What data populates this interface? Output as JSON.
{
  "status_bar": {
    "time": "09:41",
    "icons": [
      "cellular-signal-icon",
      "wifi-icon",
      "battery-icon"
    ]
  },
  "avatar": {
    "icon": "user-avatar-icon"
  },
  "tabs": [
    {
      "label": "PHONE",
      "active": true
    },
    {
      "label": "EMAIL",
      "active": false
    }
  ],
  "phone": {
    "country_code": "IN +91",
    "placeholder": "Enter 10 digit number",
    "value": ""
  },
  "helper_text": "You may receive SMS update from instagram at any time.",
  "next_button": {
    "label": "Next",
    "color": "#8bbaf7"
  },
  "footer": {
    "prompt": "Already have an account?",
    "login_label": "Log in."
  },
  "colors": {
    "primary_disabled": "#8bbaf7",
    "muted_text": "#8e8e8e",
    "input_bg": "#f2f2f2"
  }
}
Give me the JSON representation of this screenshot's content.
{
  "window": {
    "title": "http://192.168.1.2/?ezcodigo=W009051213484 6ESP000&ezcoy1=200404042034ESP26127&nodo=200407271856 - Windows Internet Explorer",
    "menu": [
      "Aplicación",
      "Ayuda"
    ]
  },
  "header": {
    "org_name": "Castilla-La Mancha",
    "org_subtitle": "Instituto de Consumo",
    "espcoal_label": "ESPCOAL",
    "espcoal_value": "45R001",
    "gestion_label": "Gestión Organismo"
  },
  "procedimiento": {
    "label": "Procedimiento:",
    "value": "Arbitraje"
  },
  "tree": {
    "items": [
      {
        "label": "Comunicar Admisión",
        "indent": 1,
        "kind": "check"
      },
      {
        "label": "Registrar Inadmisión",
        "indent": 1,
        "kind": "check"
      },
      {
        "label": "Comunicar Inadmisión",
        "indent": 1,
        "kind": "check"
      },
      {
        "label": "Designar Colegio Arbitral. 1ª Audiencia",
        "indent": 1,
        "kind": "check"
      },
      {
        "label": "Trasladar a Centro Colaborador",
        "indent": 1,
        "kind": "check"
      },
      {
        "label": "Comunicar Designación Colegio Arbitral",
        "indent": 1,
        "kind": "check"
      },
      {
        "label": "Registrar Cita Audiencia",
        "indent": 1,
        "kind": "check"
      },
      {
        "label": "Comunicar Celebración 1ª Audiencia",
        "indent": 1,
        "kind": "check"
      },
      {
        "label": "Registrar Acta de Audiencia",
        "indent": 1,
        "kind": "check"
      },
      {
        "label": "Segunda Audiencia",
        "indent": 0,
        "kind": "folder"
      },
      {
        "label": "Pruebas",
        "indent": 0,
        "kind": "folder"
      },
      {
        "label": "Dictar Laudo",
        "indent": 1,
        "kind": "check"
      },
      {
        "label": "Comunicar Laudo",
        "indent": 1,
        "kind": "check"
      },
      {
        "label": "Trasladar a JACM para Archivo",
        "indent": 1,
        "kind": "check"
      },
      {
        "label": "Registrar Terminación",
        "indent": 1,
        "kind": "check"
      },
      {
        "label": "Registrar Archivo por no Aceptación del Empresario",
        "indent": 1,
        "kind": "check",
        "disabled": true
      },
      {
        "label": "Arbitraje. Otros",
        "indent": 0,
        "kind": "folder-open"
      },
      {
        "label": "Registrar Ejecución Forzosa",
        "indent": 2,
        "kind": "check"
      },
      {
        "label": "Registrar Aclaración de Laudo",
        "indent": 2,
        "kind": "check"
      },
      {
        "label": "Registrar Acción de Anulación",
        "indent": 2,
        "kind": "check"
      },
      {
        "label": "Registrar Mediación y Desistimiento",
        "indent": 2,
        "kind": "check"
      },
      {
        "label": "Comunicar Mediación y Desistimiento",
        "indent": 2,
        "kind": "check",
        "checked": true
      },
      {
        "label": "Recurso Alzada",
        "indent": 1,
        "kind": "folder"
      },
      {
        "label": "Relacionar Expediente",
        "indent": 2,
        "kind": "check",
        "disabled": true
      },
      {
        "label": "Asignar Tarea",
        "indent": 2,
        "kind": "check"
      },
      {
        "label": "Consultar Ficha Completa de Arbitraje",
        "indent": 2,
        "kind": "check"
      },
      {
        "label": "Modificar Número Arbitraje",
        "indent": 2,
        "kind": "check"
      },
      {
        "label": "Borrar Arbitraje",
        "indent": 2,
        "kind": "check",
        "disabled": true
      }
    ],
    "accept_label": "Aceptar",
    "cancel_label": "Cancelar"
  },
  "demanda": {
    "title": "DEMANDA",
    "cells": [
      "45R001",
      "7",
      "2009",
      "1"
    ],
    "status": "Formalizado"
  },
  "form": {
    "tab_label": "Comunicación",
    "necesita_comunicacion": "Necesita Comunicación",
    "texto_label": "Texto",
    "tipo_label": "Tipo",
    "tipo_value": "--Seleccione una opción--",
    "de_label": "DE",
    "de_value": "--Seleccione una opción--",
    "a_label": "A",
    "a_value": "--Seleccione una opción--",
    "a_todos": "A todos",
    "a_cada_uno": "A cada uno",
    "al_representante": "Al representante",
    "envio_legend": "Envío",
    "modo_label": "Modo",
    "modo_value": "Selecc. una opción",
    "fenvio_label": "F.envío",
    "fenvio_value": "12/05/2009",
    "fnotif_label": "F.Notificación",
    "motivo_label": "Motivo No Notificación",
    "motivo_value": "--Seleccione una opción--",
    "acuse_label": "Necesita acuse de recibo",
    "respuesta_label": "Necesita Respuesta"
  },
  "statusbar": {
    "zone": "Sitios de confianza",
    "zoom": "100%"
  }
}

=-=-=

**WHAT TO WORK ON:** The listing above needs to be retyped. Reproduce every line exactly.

**RESPONSE TO THE EXERCISE:**
What data populates this interface? Output as JSON.
{
  "status_bar": {
    "time": "09:41",
    "icons": [
      "cellular-signal-icon",
      "wifi-icon",
      "battery-icon"
    ]
  },
  "avatar": {
    "icon": "user-avatar-icon"
  },
  "tabs": [
    {
      "label": "PHONE",
      "active": true
    },
    {
      "label": "EMAIL",
      "active": false
    }
  ],
  "phone": {
    "country_code": "IN +91",
    "placeholder": "Enter 10 digit number",
    "value": ""
  },
  "helper_text": "You may receive SMS update from instagram at any time.",
  "next_button": {
    "label": "Next",
    "color": "#8bbaf7"
  },
  "footer": {
    "prompt": "Already have an account?",
    "login_label": "Log in."
  },
  "colors": {
    "primary_disabled": "#8bbaf7",
    "muted_text": "#8e8e8e",
    "input_bg": "#f2f2f2"
  }
}
Give me the JSON representation of this screenshot's content.
{
  "window": {
    "title": "http://192.168.1.2/?ezcodigo=W009051213484 6ESP000&ezcoy1=200404042034ESP26127&nodo=200407271856 - Windows Internet Explorer",
    "menu": [
      "Aplicación",
      "Ayuda"
    ]
  },
  "header": {
    "org_name": "Castilla-La Mancha",
    "org_subtitle": "Instituto de Consumo",
    "espcoal_label": "ESPCOAL",
    "espcoal_value": "45R001",
    "gestion_label": "Gestión Organismo"
  },
  "procedimiento": {
    "label": "Procedimiento:",
    "value": "Arbitraje"
  },
  "tree": {
    "items": [
      {
        "label": "Comunicar Admisión",
        "indent": 1,
        "kind": "check"
      },
      {
        "label": "Registrar Inadmisión",
        "indent": 1,
        "kind": "check"
      },
      {
        "label": "Comunicar Inadmisión",
        "indent": 1,
        "kind": "check"
      },
      {
        "label": "Designar Colegio Arbitral. 1ª Audiencia",
        "indent": 1,
        "kind": "check"
      },
      {
        "label": "Trasladar a Centro Colaborador",
        "indent": 1,
        "kind": "check"
      },
      {
        "label": "Comunicar Designación Colegio Arbitral",
        "indent": 1,
        "kind": "check"
      },
      {
        "label": "Registrar Cita Audiencia",
        "indent": 1,
        "kind": "check"
      },
      {
        "label": "Comunicar Celebración 1ª Audiencia",
        "indent": 1,
        "kind": "check"
      },
      {
        "label": "Registrar Acta de Audiencia",
        "indent": 1,
        "kind": "check"
      },
      {
        "label": "Segunda Audiencia",
        "indent": 0,
        "kind": "folder"
      },
      {
        "label": "Pruebas",
        "indent": 0,
        "kind": "folder"
      },
      {
        "label": "Dictar Laudo",
        "indent": 1,
        "kind": "check"
      },
      {
        "label": "Comunicar Laudo",
        "indent": 1,
        "kind": "check"
      },
      {
        "label": "Trasladar a JACM para Archivo",
        "indent": 1,
        "kind": "check"
      },
      {
        "label": "Registrar Terminación",
        "indent": 1,
        "kind": "check"
      },
      {
        "label": "Registrar Archivo por no Aceptación del Empresario",
        "indent": 1,
        "kind": "check",
        "disabled": true
      },
      {
        "label": "Arbitraje. Otros",
        "indent": 0,
        "kind": "folder-open"
      },
      {
        "label": "Registrar Ejecución Forzosa",
        "indent": 2,
        "kind": "check"
      },
      {
        "label": "Registrar Aclaración de Laudo",
        "indent": 2,
        "kind": "check"
      },
      {
        "label": "Registrar Acción de Anulación",
        "indent": 2,
        "kind": "check"
      },
      {
        "label": "Registrar Mediación y Desistimiento",
        "indent": 2,
        "kind": "check"
      },
      {
        "label": "Comunicar Mediación y Desistimiento",
        "indent": 2,
        "kind": "check",
        "checked": true
      },
      {
        "label": "Recurso Alzada",
        "indent": 1,
        "kind": "folder"
      },
      {
        "label": "Relacionar Expediente",
        "indent": 2,
        "kind": "check",
        "disabled": true
      },
      {
        "label": "Asignar Tarea",
        "indent": 2,
        "kind": "check"
      },
      {
        "label": "Consultar Ficha Completa de Arbitraje",
        "indent": 2,
        "kind": "check"
      },
      {
        "label": "Modificar Número Arbitraje",
        "indent": 2,
        "kind": "check"
      },
      {
        "label": "Borrar Arbitraje",
        "indent": 2,
        "kind": "check",
        "disabled": true
      }
    ],
    "accept_label": "Aceptar",
    "cancel_label": "Cancelar"
  },
  "demanda": {
    "title": "DEMANDA",
    "cells": [
      "45R001",
      "7",
      "2009",
      "1"
    ],
    "status": "Formalizado"
  },
  "form": {
    "tab_label": "Comunicación",
    "necesita_comunicacion": "Necesita Comunicación",
    "texto_label": "Texto",
    "tipo_label": "Tipo",
    "tipo_value": "--Seleccione una opción--",
    "de_label": "DE",
    "de_value": "--Seleccione una opción--",
    "a_label": "A",
    "a_value": "--Seleccione una opción--",
    "a_todos": "A todos",
    "a_cada_uno": "A cada uno",
    "al_representante": "Al representante",
    "envio_legend": "Envío",
    "modo_label": "Modo",
    "modo_value": "Selecc. una opción",
    "fenvio_label": "F.envío",
    "fenvio_value": "12/05/2009",
    "fnotif_label": "F.Notificación",
    "motivo_label": "Motivo No Notificación",
    "motivo_value": "--Seleccione una opción--",
    "acuse_label": "Necesita acuse de recibo",
    "respuesta_label": "Necesita Respuesta"
  },
  "statusbar": {
    "zone": "Sitios de confianza",
    "zoom": "100%"
  }
}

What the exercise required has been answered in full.